TASK INPUTS —
◇ ◇ ◇ ◇ ◇

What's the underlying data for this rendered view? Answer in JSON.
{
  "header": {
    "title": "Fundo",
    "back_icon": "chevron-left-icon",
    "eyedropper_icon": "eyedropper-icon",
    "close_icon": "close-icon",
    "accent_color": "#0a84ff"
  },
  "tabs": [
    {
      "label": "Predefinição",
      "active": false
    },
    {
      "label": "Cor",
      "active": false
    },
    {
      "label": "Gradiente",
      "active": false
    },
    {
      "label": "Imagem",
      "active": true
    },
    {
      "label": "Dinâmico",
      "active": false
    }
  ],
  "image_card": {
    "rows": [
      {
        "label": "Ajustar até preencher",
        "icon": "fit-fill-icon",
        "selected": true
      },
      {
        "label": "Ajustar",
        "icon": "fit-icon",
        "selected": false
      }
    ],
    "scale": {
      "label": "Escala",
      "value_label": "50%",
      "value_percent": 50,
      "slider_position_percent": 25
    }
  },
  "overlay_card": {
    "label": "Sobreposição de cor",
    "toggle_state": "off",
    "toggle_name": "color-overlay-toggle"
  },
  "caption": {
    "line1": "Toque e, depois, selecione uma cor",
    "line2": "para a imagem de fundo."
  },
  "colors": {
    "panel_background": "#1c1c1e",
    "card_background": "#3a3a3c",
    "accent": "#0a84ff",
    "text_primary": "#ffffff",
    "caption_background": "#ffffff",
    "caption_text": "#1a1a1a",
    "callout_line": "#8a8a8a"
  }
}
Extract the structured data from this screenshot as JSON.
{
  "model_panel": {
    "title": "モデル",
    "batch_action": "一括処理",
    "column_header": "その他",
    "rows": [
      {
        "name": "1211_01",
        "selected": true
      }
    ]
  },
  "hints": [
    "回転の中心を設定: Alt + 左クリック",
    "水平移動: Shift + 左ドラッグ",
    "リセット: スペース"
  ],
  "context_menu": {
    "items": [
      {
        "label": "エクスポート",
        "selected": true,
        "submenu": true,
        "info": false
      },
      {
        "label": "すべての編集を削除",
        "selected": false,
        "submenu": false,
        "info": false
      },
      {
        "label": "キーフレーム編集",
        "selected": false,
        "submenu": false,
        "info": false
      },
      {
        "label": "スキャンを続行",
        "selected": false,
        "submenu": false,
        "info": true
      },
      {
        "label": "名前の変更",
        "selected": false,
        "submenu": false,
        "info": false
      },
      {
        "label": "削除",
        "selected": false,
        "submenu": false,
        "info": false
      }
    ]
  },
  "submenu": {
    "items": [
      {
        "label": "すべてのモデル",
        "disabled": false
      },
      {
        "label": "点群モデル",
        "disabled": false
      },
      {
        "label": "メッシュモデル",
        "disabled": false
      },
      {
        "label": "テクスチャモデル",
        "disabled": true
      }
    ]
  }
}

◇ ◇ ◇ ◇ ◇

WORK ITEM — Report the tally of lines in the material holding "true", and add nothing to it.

WRITTEN SOLUTION — 7